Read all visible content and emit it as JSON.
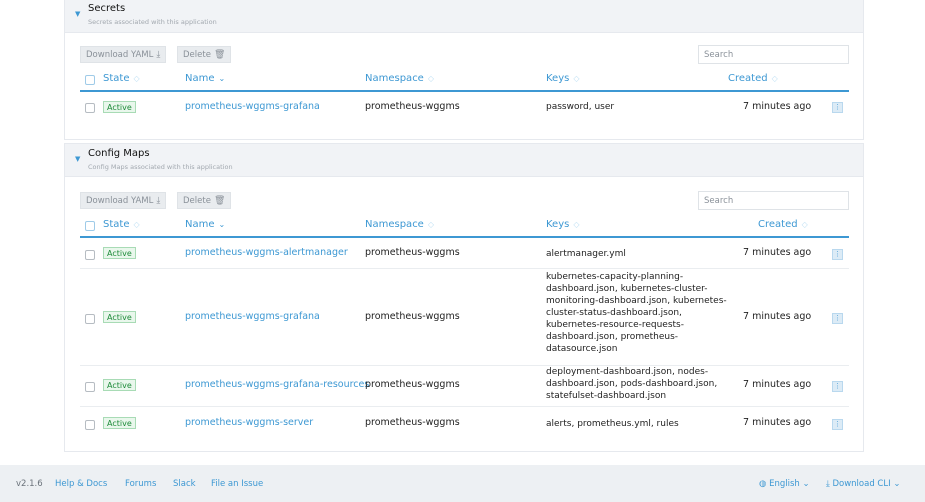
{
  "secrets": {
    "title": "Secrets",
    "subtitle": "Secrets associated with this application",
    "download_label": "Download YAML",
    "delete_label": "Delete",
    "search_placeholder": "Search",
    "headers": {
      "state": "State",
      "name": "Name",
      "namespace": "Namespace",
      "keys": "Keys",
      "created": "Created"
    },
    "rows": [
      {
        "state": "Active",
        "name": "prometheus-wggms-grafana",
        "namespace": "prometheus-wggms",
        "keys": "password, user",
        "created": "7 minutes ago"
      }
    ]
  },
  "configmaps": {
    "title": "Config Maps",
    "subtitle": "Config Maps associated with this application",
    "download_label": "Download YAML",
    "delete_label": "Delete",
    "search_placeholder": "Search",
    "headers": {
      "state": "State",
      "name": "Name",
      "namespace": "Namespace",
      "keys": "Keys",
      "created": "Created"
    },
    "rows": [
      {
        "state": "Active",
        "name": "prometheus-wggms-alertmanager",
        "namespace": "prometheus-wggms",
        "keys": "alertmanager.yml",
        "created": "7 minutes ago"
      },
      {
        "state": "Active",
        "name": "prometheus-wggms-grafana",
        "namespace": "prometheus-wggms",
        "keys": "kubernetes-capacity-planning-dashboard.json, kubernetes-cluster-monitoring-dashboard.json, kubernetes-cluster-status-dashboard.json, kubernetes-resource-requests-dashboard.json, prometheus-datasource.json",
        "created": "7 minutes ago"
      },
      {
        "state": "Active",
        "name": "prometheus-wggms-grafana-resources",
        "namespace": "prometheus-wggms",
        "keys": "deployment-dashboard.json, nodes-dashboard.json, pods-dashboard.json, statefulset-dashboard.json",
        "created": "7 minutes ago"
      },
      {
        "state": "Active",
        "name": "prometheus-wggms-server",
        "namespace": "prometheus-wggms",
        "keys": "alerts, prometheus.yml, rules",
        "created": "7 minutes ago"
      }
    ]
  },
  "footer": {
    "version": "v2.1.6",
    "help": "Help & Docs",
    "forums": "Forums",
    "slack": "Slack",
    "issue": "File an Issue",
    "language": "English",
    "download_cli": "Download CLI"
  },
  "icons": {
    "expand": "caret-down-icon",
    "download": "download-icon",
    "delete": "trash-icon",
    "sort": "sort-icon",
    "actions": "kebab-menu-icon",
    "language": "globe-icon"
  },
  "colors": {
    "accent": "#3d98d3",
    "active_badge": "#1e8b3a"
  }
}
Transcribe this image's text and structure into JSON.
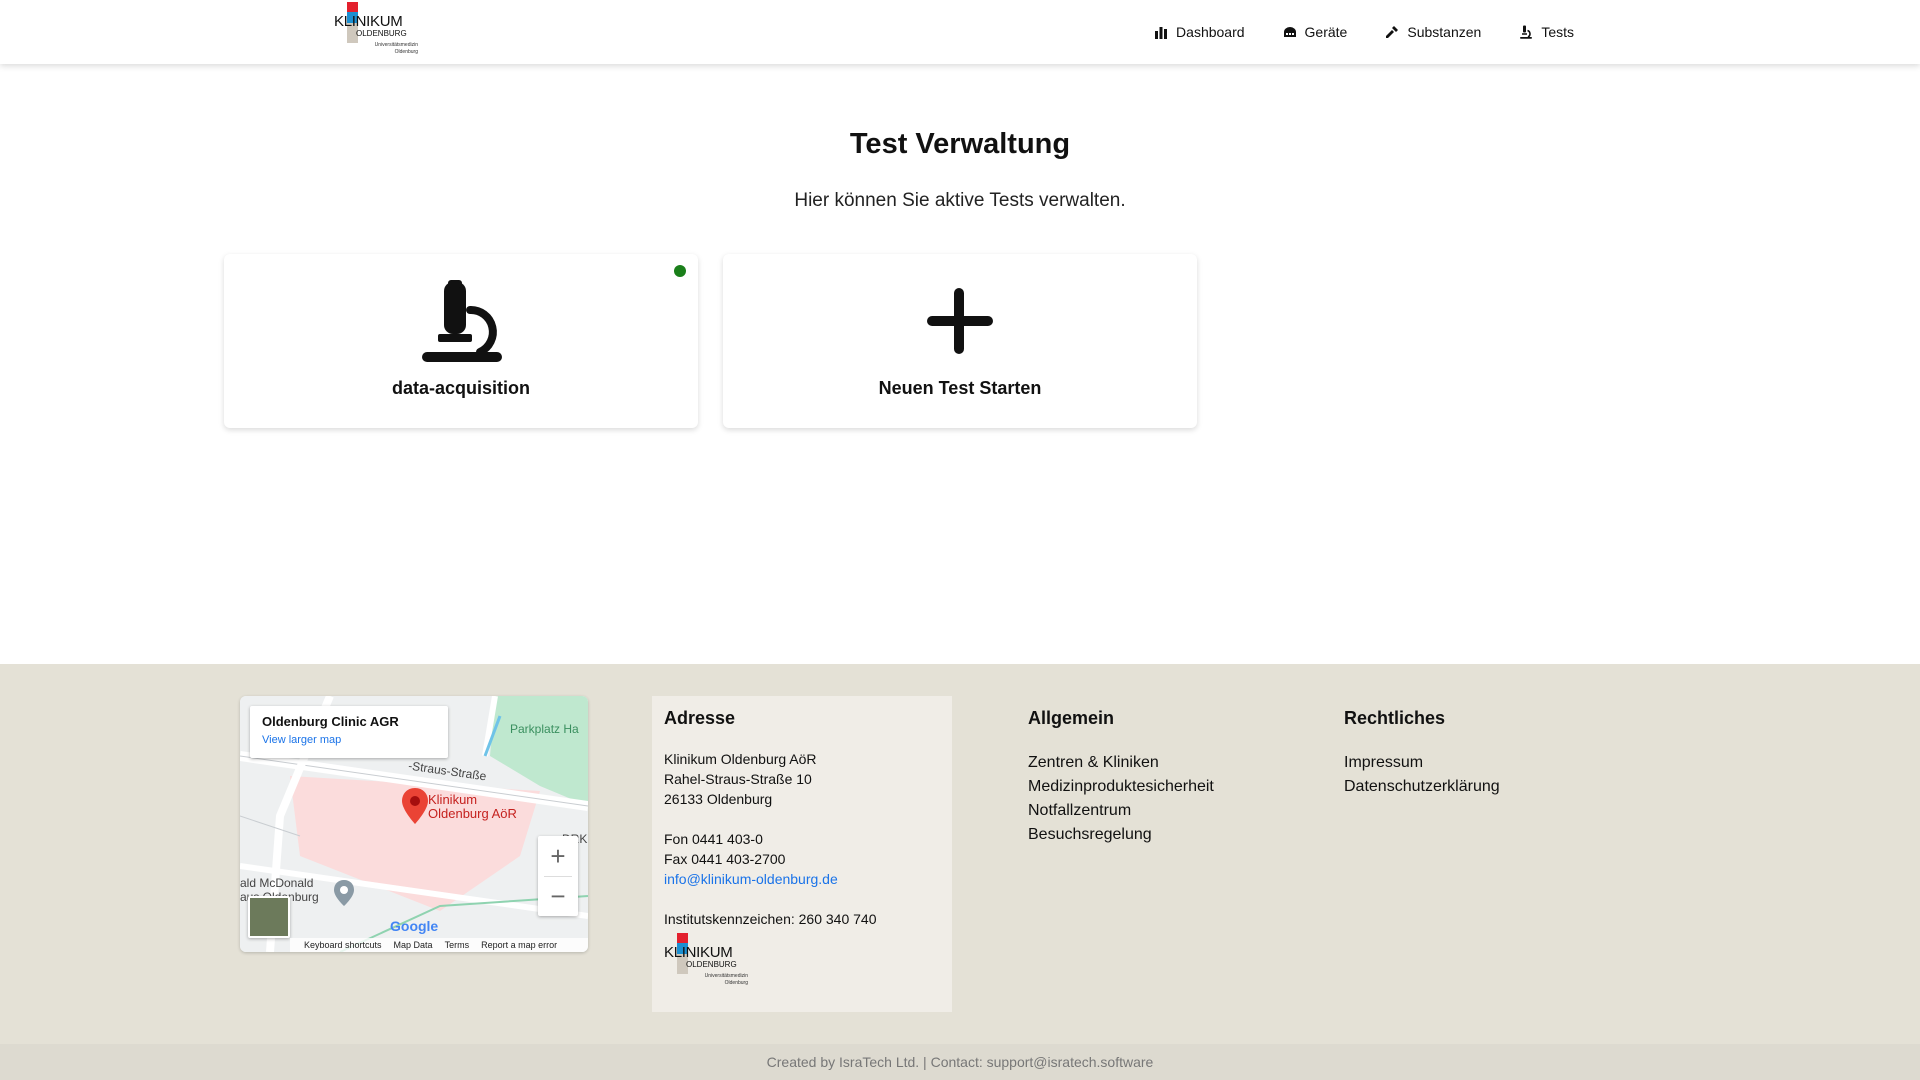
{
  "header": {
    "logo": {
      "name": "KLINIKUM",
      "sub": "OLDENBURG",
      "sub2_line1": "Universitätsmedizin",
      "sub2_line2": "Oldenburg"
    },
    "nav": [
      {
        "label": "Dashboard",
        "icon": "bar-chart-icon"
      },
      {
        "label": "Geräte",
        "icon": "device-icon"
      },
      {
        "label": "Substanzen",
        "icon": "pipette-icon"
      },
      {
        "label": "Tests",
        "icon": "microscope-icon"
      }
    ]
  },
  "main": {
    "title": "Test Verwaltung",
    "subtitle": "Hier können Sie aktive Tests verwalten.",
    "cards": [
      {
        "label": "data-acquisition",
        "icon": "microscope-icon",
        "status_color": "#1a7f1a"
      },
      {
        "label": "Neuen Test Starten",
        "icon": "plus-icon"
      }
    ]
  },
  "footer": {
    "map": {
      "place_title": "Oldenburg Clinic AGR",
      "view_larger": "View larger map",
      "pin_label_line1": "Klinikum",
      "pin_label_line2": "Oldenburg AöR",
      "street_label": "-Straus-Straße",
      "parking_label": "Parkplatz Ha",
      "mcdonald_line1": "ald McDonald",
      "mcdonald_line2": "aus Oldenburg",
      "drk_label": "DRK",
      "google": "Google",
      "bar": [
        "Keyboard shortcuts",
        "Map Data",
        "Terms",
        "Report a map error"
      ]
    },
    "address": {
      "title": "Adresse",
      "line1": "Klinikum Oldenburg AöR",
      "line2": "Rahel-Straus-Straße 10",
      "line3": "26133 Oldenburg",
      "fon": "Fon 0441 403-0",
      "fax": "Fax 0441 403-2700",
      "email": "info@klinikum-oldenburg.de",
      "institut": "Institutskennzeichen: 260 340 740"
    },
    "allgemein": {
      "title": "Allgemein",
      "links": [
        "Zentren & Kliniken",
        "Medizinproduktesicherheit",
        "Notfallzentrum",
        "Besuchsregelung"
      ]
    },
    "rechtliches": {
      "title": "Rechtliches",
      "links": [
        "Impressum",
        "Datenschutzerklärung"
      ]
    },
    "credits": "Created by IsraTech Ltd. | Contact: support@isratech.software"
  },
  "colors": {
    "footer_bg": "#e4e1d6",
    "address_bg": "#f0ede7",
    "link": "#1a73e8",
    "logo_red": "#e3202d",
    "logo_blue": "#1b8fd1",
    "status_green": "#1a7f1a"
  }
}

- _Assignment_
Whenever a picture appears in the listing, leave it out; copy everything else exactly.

- _Worked solution_
Read all visible content and emit it as JSON.
{
  "secrets": {
    "title": "Secrets",
    "subtitle": "Secrets associated with this application",
    "download_label": "Download YAML",
    "delete_label": "Delete",
    "search_placeholder": "Search",
    "headers": {
      "state": "State",
      "name": "Name",
      "namespace": "Namespace",
      "keys": "Keys",
      "created": "Created"
    },
    "rows": [
      {
        "state": "Active",
        "name": "prometheus-wggms-grafana",
        "namespace": "prometheus-wggms",
        "keys": "password, user",
        "created": "7 minutes ago"
      }
    ]
  },
  "configmaps": {
    "title": "Config Maps",
    "subtitle": "Config Maps associated with this application",
    "download_label": "Download YAML",
    "delete_label": "Delete",
    "search_placeholder": "Search",
    "headers": {
      "state": "State",
      "name": "Name",
      "namespace": "Namespace",
      "keys": "Keys",
      "created": "Created"
    },
    "rows": [
      {
        "state": "Active",
        "name": "prometheus-wggms-alertmanager",
        "namespace": "prometheus-wggms",
        "keys": "alertmanager.yml",
        "created": "7 minutes ago"
      },
      {
        "state": "Active",
        "name": "prometheus-wggms-grafana",
        "namespace": "prometheus-wggms",
        "keys": "kubernetes-capacity-planning-dashboard.json, kubernetes-cluster-monitoring-dashboard.json, kubernetes-cluster-status-dashboard.json, kubernetes-resource-requests-dashboard.json, prometheus-datasource.json",
        "created": "7 minutes ago"
      },
      {
        "state": "Active",
        "name": "prometheus-wggms-grafana-resources",
        "namespace": "prometheus-wggms",
        "keys": "deployment-dashboard.json, nodes-dashboard.json, pods-dashboard.json, statefulset-dashboard.json",
        "created": "7 minutes ago"
      },
      {
        "state": "Active",
        "name": "prometheus-wggms-server",
        "namespace": "prometheus-wggms",
        "keys": "alerts, prometheus.yml, rules",
        "created": "7 minutes ago"
      }
    ]
  },
  "footer": {
    "version": "v2.1.6",
    "help": "Help & Docs",
    "forums": "Forums",
    "slack": "Slack",
    "issue": "File an Issue",
    "language": "English",
    "download_cli": "Download CLI"
  },
  "icons": {
    "expand": "caret-down-icon",
    "download": "download-icon",
    "delete": "trash-icon",
    "sort": "sort-icon",
    "actions": "kebab-menu-icon",
    "language": "globe-icon"
  },
  "colors": {
    "accent": "#3d98d3",
    "active_badge": "#1e8b3a"
  }
}
Transcribe this image's text and structure into JSON.
{
  "header": {
    "logo": {
      "name": "KLINIKUM",
      "sub": "OLDENBURG",
      "sub2_line1": "Universitätsmedizin",
      "sub2_line2": "Oldenburg"
    },
    "nav": [
      {
        "label": "Dashboard",
        "icon": "bar-chart-icon"
      },
      {
        "label": "Geräte",
        "icon": "device-icon"
      },
      {
        "label": "Substanzen",
        "icon": "pipette-icon"
      },
      {
        "label": "Tests",
        "icon": "microscope-icon"
      }
    ]
  },
  "main": {
    "title": "Test Verwaltung",
    "subtitle": "Hier können Sie aktive Tests verwalten.",
    "cards": [
      {
        "label": "data-acquisition",
        "icon": "microscope-icon",
        "status_color": "#1a7f1a"
      },
      {
        "label": "Neuen Test Starten",
        "icon": "plus-icon"
      }
    ]
  },
  "footer": {
    "map": {
      "place_title": "Oldenburg Clinic AGR",
      "view_larger": "View larger map",
      "pin_label_line1": "Klinikum",
      "pin_label_line2": "Oldenburg AöR",
      "street_label": "-Straus-Straße",
      "parking_label": "Parkplatz Ha",
      "mcdonald_line1": "ald McDonald",
      "mcdonald_line2": "aus Oldenburg",
      "drk_label": "DRK",
      "google": "Google",
      "bar": [
        "Keyboard shortcuts",
        "Map Data",
        "Terms",
        "Report a map error"
      ]
    },
    "address": {
      "title": "Adresse",
      "line1": "Klinikum Oldenburg AöR",
      "line2": "Rahel-Straus-Straße 10",
      "line3": "26133 Oldenburg",
      "fon": "Fon 0441 403-0",
      "fax": "Fax 0441 403-2700",
      "email": "info@klinikum-oldenburg.de",
      "institut": "Institutskennzeichen: 260 340 740"
    },
    "allgemein": {
      "title": "Allgemein",
      "links": [
        "Zentren & Kliniken",
        "Medizinproduktesicherheit",
        "Notfallzentrum",
        "Besuchsregelung"
      ]
    },
    "rechtliches": {
      "title": "Rechtliches",
      "links": [
        "Impressum",
        "Datenschutzerklärung"
      ]
    },
    "credits": "Created by IsraTech Ltd. | Contact: support@isratech.software"
  },
  "colors": {
    "footer_bg": "#e4e1d6",
    "address_bg": "#f0ede7",
    "link": "#1a73e8",
    "logo_red": "#e3202d",
    "logo_blue": "#1b8fd1",
    "status_green": "#1a7f1a"
  }
}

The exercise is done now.